Our 911 center had a single cell phone pocket dial 911 over 7 times one morning. It was an apparent pocket dial as you could hear construction tools in the background as well as people talking on each call. It was verified they were pocket dials. A week later, the same number pocket dialed 911 several more times. It was once again verified that they were pocket dials. A week later, the same number dialed 911 two more times. On this occasion an officer was sent to this person’s location and he was asked to not keep his phone in his pocket anymore due to the amount of pocket dial calls made to 911 over the period of the last three weeks.
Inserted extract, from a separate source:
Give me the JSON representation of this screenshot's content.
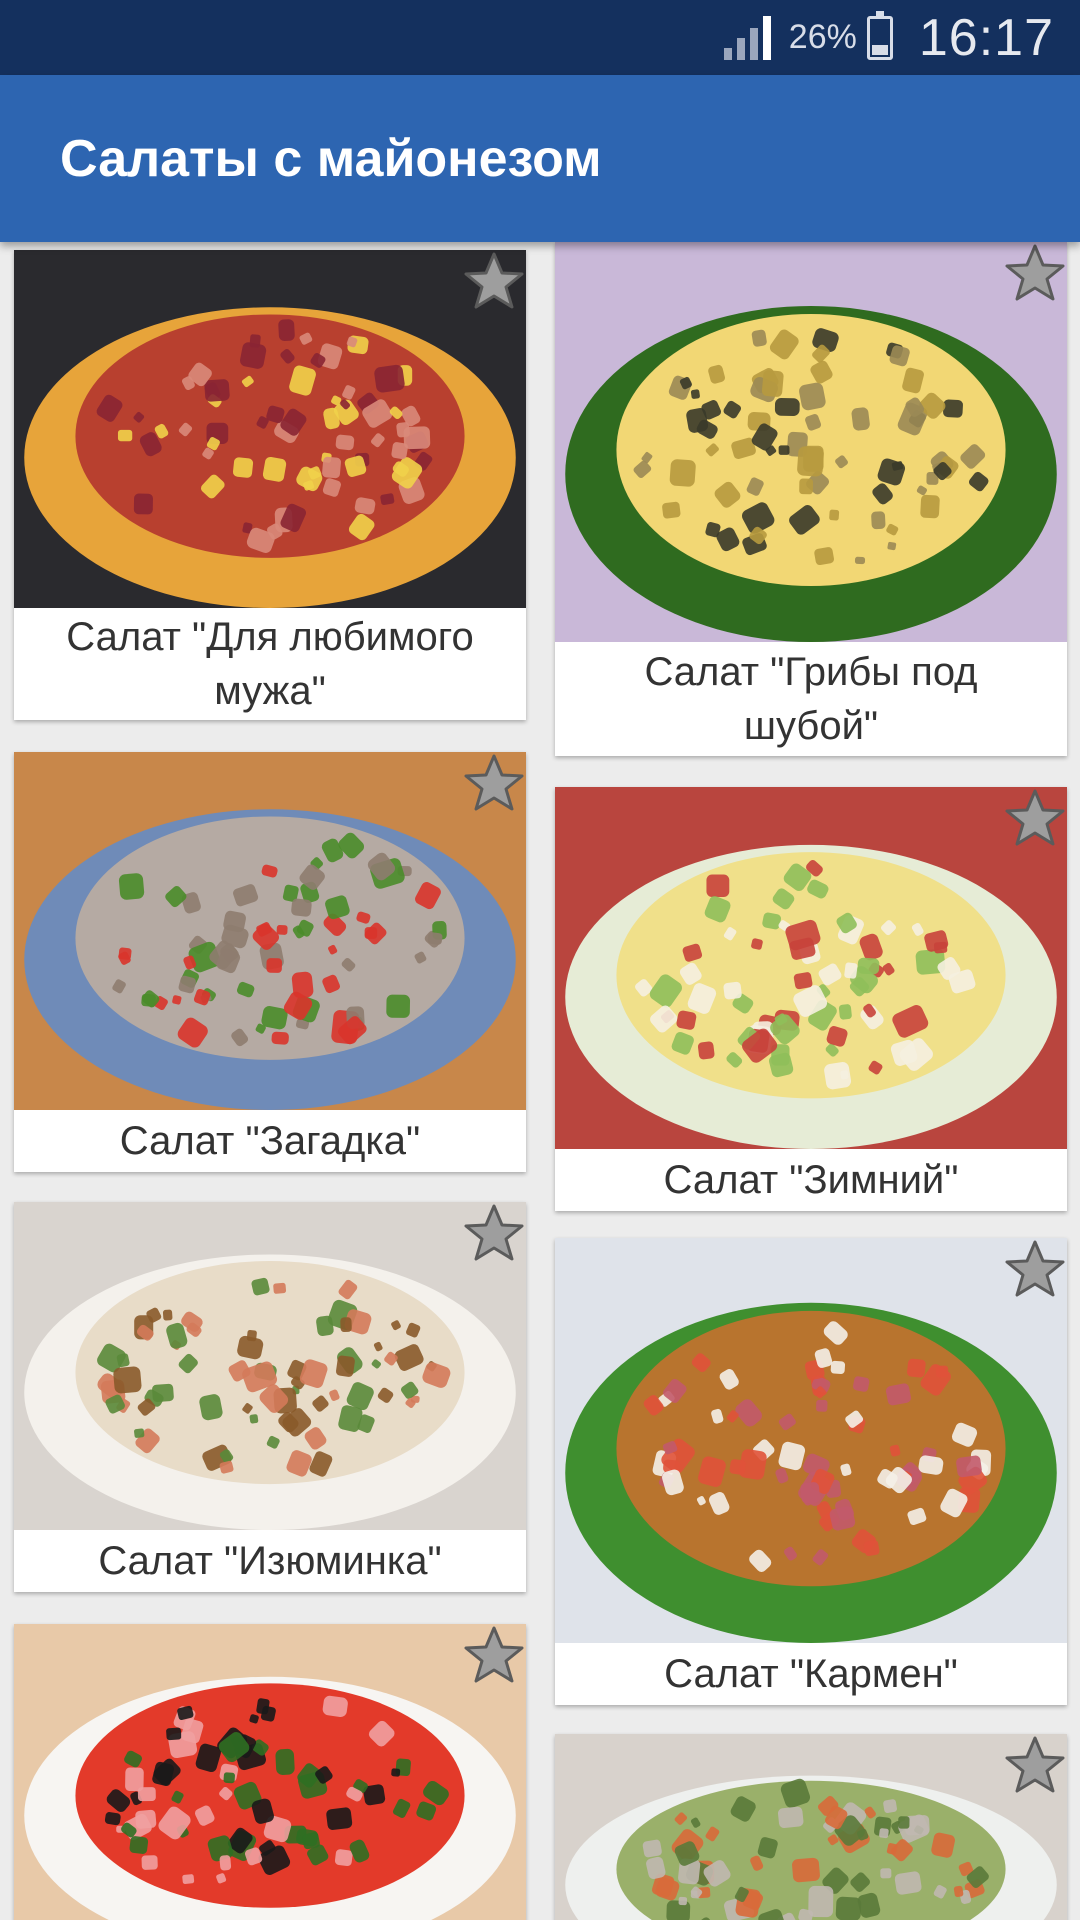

Our 911 telecommunicators respond to every 911 call, treating each and every call that comes in as an emergency. When an abandoned/accidental/pocket dial call is received, our telecommunicators make every effort to reach the caller through either call and/or text message.

We would like to ask everyone living in or recreating in Idaho County, to be aware of these emergency features on their phones and please be aware of what can happen. If you do call 911 on accident, please stay on the line and speak to the telecommunicator, rather than just hanging up. If you get a text, please respond to the text and let us know that it was accidental. If you get a phone call or a text about your phone dialing 911, please consider moving your phone from the location you had it to a different location to try to prevent it from happening again. If we do get multiple calls from the same number on different days, we will be sending an officer to make contact with you.

The time and resources spent following up on these calls has the potential to impact the handling of actual emergency calls for assistance. As our 911 center continues to get busier for the summer months, it’s important to limit the amount of unnecessary phone calls into the center. This frees up time for our telecommunicators to deal with actual emergencies and provide services to our citizens and First Responders.